New gladiators are bulky and cumbersome and early fights are rock’em sock’em robot type affairs. Once your fighter gains experience and trains certain attributes, the differences between them become evident. I had the idea of ditching the shield for the standard sword/shield fighter. By selecting agile and aggressive fighters, with a few techs, I found myself with an entirely different class of warrior. These guys were ultra fast without a cumbersome shield, but since I trained them in weapon damage, I found that many fights could be over with one or two graceful attack rolls. High level fights are brutal, lightning quick but technical, with a definite feeling that each combatant is trying to impose their skills on the other.

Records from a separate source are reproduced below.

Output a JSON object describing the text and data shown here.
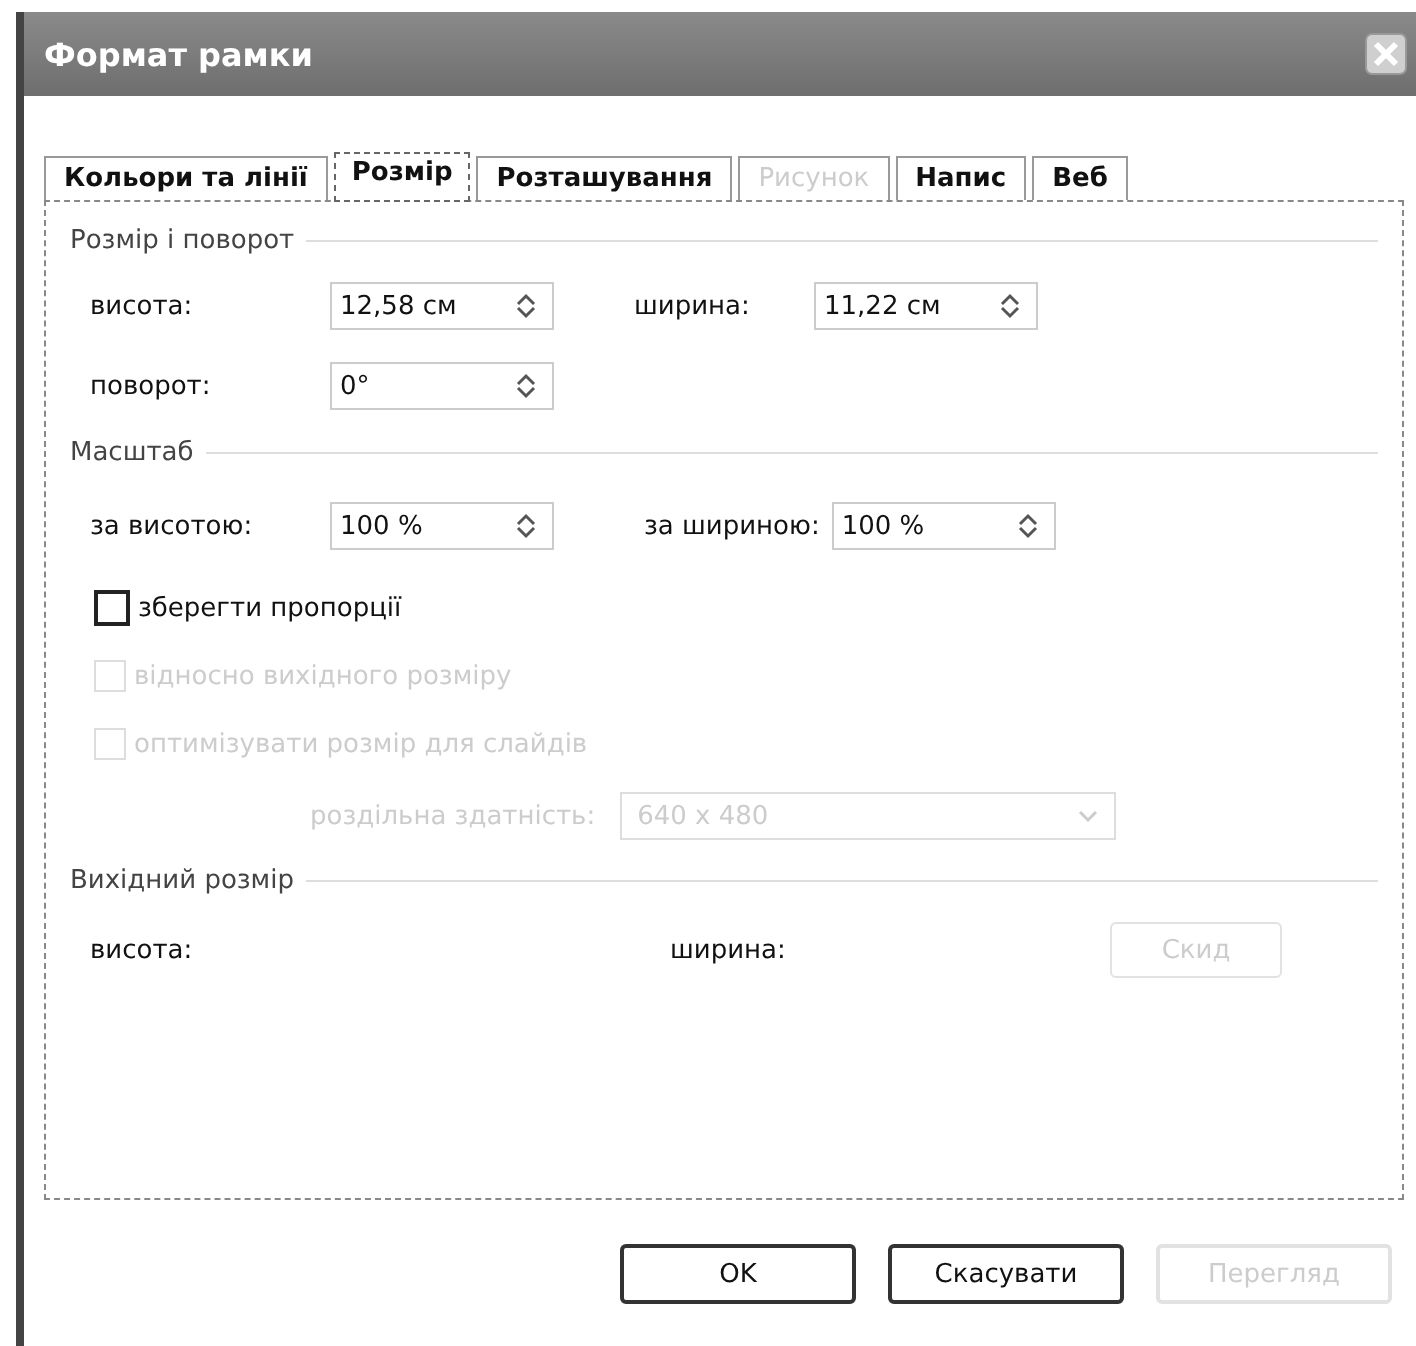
{
  "window": {
    "title": "Формат рамки"
  },
  "tabs": [
    {
      "label": "Кольори та лінії",
      "selected": false,
      "disabled": false
    },
    {
      "label": "Розмір",
      "selected": true,
      "disabled": false
    },
    {
      "label": "Розташування",
      "selected": false,
      "disabled": false
    },
    {
      "label": "Рисунок",
      "selected": false,
      "disabled": true
    },
    {
      "label": "Напис",
      "selected": false,
      "disabled": false
    },
    {
      "label": "Веб",
      "selected": false,
      "disabled": false
    }
  ],
  "size_rotation": {
    "heading": "Розмір і поворот",
    "height": {
      "label": "висота:",
      "value": "12,58 см"
    },
    "width": {
      "label": "ширина:",
      "value": "11,22 см"
    },
    "rotation": {
      "label": "поворот:",
      "value": "0°"
    }
  },
  "scale": {
    "heading": "Масштаб",
    "height": {
      "label": "за висотою:",
      "value": "100 %"
    },
    "width": {
      "label": "за шириною:",
      "value": "100 %"
    },
    "options": [
      {
        "kind": "checkbox",
        "label": "зберегти пропорції",
        "checked": false,
        "disabled": false
      },
      {
        "kind": "checkbox",
        "label": "відносно вихідного розміру",
        "checked": false,
        "disabled": true
      },
      {
        "kind": "checkbox",
        "label": "оптимізувати розмір для слайдів",
        "checked": false,
        "disabled": true
      }
    ],
    "resolution": {
      "label": "роздільна здатність:",
      "value": "640 x 480",
      "disabled": true
    }
  },
  "original_size": {
    "heading": "Вихідний розмір",
    "height_label": "висота:",
    "width_label": "ширина:",
    "reset": {
      "label": "Скид",
      "disabled": true
    }
  },
  "buttons": [
    {
      "label": "OK",
      "disabled": false
    },
    {
      "label": "Скасувати",
      "disabled": false
    },
    {
      "label": "Перегляд",
      "disabled": true
    }
  ]
}
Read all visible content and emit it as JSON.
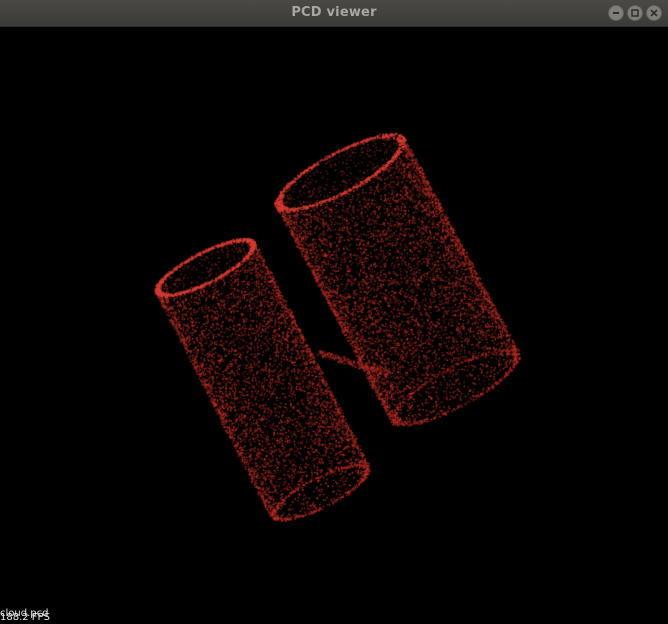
{
  "window": {
    "title": "PCD viewer",
    "controls": [
      "minimize",
      "maximize",
      "close"
    ]
  },
  "viewport": {
    "background": "#000000",
    "point_color": "#c83228",
    "overlay": {
      "file_label": "cloud.pcd",
      "fps_label": "188.2 FPS"
    }
  }
}
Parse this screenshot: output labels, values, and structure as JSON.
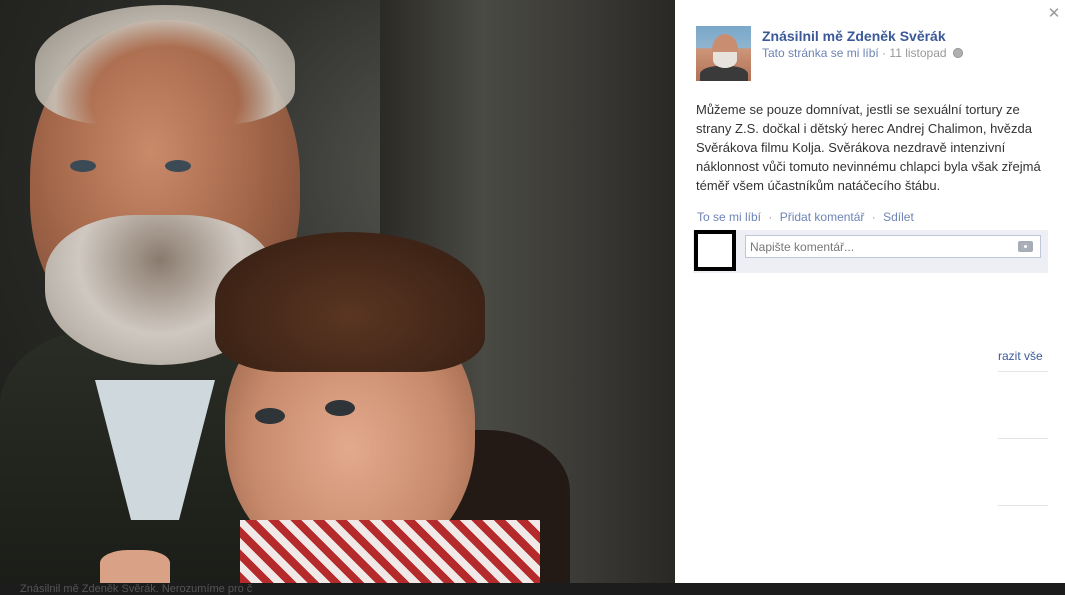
{
  "photo": {
    "alt": "Zdeněk Svěrák a Andrej Chalimon ve filmu Kolja"
  },
  "post": {
    "page_name": "Znásilnil mě Zdeněk Svěrák",
    "like_status": "Tato stránka se mi líbí",
    "date_separator": "·",
    "date": "11 listopad",
    "text": "Můžeme se pouze domnívat, jestli se sexuální tortury ze strany Z.S. dočkal i dětský herec Andrej Chalimon, hvězda Svěrákova filmu Kolja. Svěrákova nezdravě intenzivní náklonnost vůči tomuto nevinnému chlapci byla však zřejmá téměř všem účastníkům natáčecího štábu."
  },
  "actions": {
    "like": "To se mi líbí",
    "comment": "Přidat komentář",
    "share": "Sdílet",
    "separator": "·"
  },
  "comment": {
    "placeholder": "Napište komentář..."
  },
  "sidebar": {
    "show_all_partial": "razit vše"
  },
  "bottom_caption": "Znásilnil mě Zdeněk Svěrák. Nerozumíme pro č",
  "colors": {
    "link": "#3b5998",
    "link_light": "#6d84b4",
    "comment_bg": "#edeff4"
  }
}
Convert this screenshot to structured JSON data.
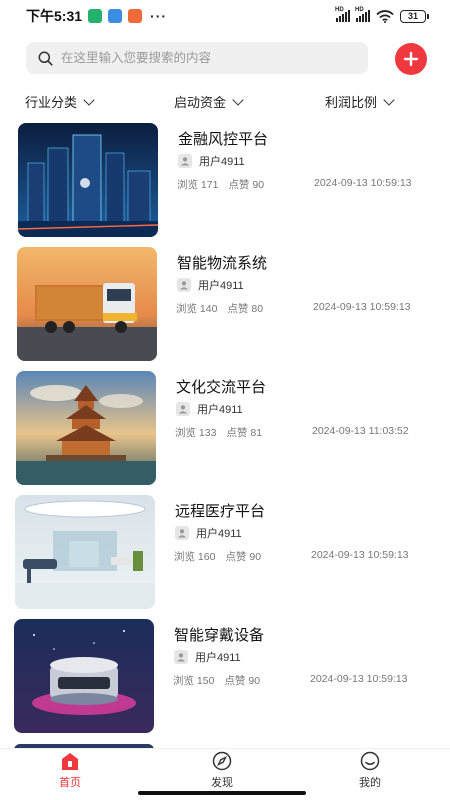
{
  "status_bar": {
    "time": "下午5:31",
    "battery": "31",
    "more": "···",
    "signal_label": "HD"
  },
  "search": {
    "placeholder": "在这里输入您要搜索的内容"
  },
  "filters": [
    {
      "label": "行业分类"
    },
    {
      "label": "启动资金"
    },
    {
      "label": "利润比例"
    }
  ],
  "items": [
    {
      "title": "金融风控平台",
      "user": "用户4911",
      "views_label": "浏览 171",
      "likes_label": "点赞 90",
      "time": "2024-09-13 10:59:13",
      "image": "city-tower-image"
    },
    {
      "title": "智能物流系统",
      "user": "用户4911",
      "views_label": "浏览 140",
      "likes_label": "点赞 80",
      "time": "2024-09-13 10:59:13",
      "image": "truck-image"
    },
    {
      "title": "文化交流平台",
      "user": "用户4911",
      "views_label": "浏览 133",
      "likes_label": "点赞 81",
      "time": "2024-09-13 11:03:52",
      "image": "pagoda-image"
    },
    {
      "title": "远程医疗平台",
      "user": "用户4911",
      "views_label": "浏览 160",
      "likes_label": "点赞 90",
      "time": "2024-09-13 10:59:13",
      "image": "clinic-room-image"
    },
    {
      "title": "智能穿戴设备",
      "user": "用户4911",
      "views_label": "浏览 150",
      "likes_label": "点赞 90",
      "time": "2024-09-13 10:59:13",
      "image": "device-image"
    }
  ],
  "tabs": [
    {
      "label": "首页",
      "icon": "home-icon",
      "active": true
    },
    {
      "label": "发现",
      "icon": "compass-icon",
      "active": false
    },
    {
      "label": "我的",
      "icon": "smile-icon",
      "active": false
    }
  ],
  "colors": {
    "accent": "#f0383f",
    "active_tab": "#e8333a",
    "search_bg": "#f0f0f0"
  }
}
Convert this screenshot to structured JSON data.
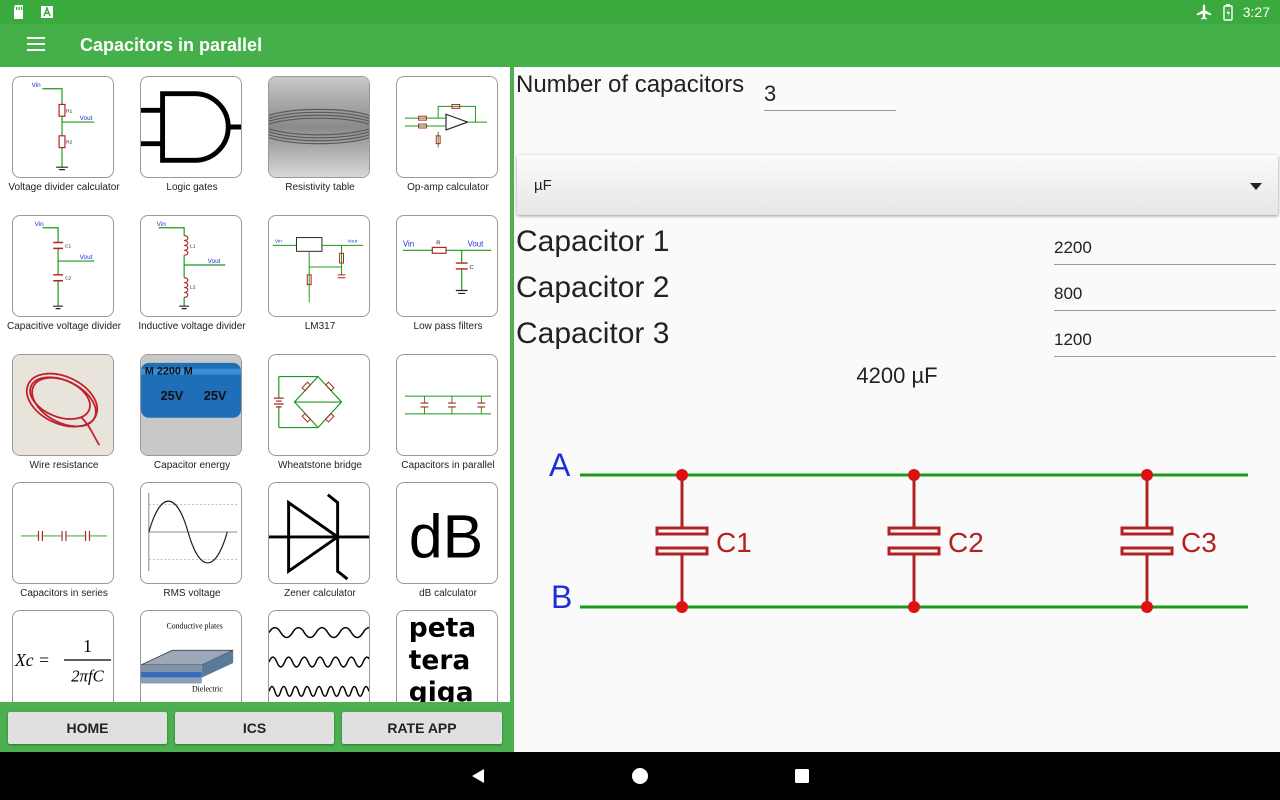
{
  "status_bar": {
    "time": "3:27"
  },
  "app_bar": {
    "title": "Capacitors in parallel"
  },
  "tiles": [
    {
      "label": "Voltage divider calculator"
    },
    {
      "label": "Logic gates"
    },
    {
      "label": "Resistivity table"
    },
    {
      "label": "Op-amp calculator"
    },
    {
      "label": "Capacitive voltage divider"
    },
    {
      "label": "Inductive voltage divider"
    },
    {
      "label": "LM317"
    },
    {
      "label": "Low pass filters"
    },
    {
      "label": "Wire resistance"
    },
    {
      "label": "Capacitor energy"
    },
    {
      "label": "Wheatstone bridge"
    },
    {
      "label": "Capacitors in parallel"
    },
    {
      "label": "Capacitors in series"
    },
    {
      "label": "RMS voltage"
    },
    {
      "label": "Zener calculator"
    },
    {
      "label": "dB calculator"
    },
    {
      "label": ""
    },
    {
      "label": ""
    },
    {
      "label": ""
    },
    {
      "label": ""
    }
  ],
  "thumb_text": {
    "vin": "Vin",
    "vout": "Vout",
    "r1": "R1",
    "r2": "R2",
    "c1": "C1",
    "c2": "C2",
    "l1": "L1",
    "l2": "L2",
    "r": "R",
    "c": "C",
    "cap_marking": "M 2200 M",
    "cap_voltage": "25V",
    "db": "dB",
    "reactance_lhs": "Xc =",
    "reactance_num": "1",
    "reactance_den": "2πfC",
    "conductive_plates": "Conductive plates",
    "dielectric": "Dielectric",
    "prefix_1": "peta",
    "prefix_2": "tera",
    "prefix_3": "giga"
  },
  "bottom_buttons": {
    "home": "HOME",
    "ics": "ICS",
    "rate": "RATE APP"
  },
  "calculator": {
    "num_label": "Number of capacitors",
    "num_value": "3",
    "unit": "µF",
    "capacitors": [
      {
        "label": "Capacitor 1",
        "value": "2200"
      },
      {
        "label": "Capacitor 2",
        "value": "800"
      },
      {
        "label": "Capacitor 3",
        "value": "1200"
      }
    ],
    "result": "4200 µF"
  },
  "circuit": {
    "node_a": "A",
    "node_b": "B",
    "labels": [
      "C1",
      "C2",
      "C3"
    ],
    "wire_color": "#1a9a1a",
    "component_color": "#b22222",
    "node_label_color": "#1f2fd6"
  }
}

Within this dance is room for RNG, but not in a way that feels frustrating or unfair. Computer fights can be extremely difficult, or downright unwinnable, particularly if your favor with the organizers drops. It’s a game within itself to dissect the fight mentally and do the arithmetic to see if it’s worth the life of your men. Despite your best calculations, things can go terribly awry.
Do not be careless with your lives
I’ve had great tanks of men cut down by the blinding speed of unarmored scrubs. I’ve had a trio of agile fighters cut down by one hulking beast. The pit fights, where you have no stat preview of your opponents, can be particularly wild. However, the option to turn a fight down and the chaotic nature of proceedings doesn’t make me feel cheated or frustrated if my best guy gets blown away.
The rising pressure is appreciated, as the stakes get higher and higher the more prized your fighter gets. Losing a few padawans is no big deal but the first few seconds of a fight with your ludus champion are extremely tense. Your champion tends to be the guy who has always been there for you and I’ve been pretty distraught when one of my bell cows gets taken to pasture. Not only do you get significantly less money for a loss, but your future income tends to be hampered as well. All is not lost however, as recently, the game has been patched to scale a little more appropriately if you lose a big hitter. Still, I think I little bit more variance to allow for lesser fighters to taste the real deal would be nice.
Are you not entertained?
There are some other minor quibbles I can scratch on. The item system is completely linear so every class of fighter has the same gear progression. The gear improvements though are far from linear, so I found that there are effective stopgaps for each equipment slot which all my fighters tended to follow, leading to some repetitive loadouts. Some kind of unique items or paths would have helped further differentiate fighters. Technology and hirelings can make a big difference in how your career progresses, but are heavily imbalanced. The ending is amazing, but it’s a one off. That is to say, after the cat’s out of the bag, it becomes something you have to plan for. There’s also still some minor bugs and AI behavior glitches. As this game is constantly evolving, I’m not overly worried about any of these issues.
What we do in life echoes in eternity
To me, Domina is one of the shining beacons of PC indie gaming. It very much feels like a labor of love for one guy, which it in fact is. Bignic, the developer took a basic concept but had a unique vision which translates beautifully on the screen. Between the idiosyncratic events and names, the amazing soundtrack which he composed himself, to the amazingly tuned spectacle fighting simulator he managed to create, it is an inspiration and a triumph for those who just want to go and make a weird game of their own.
Domina is available from Steam.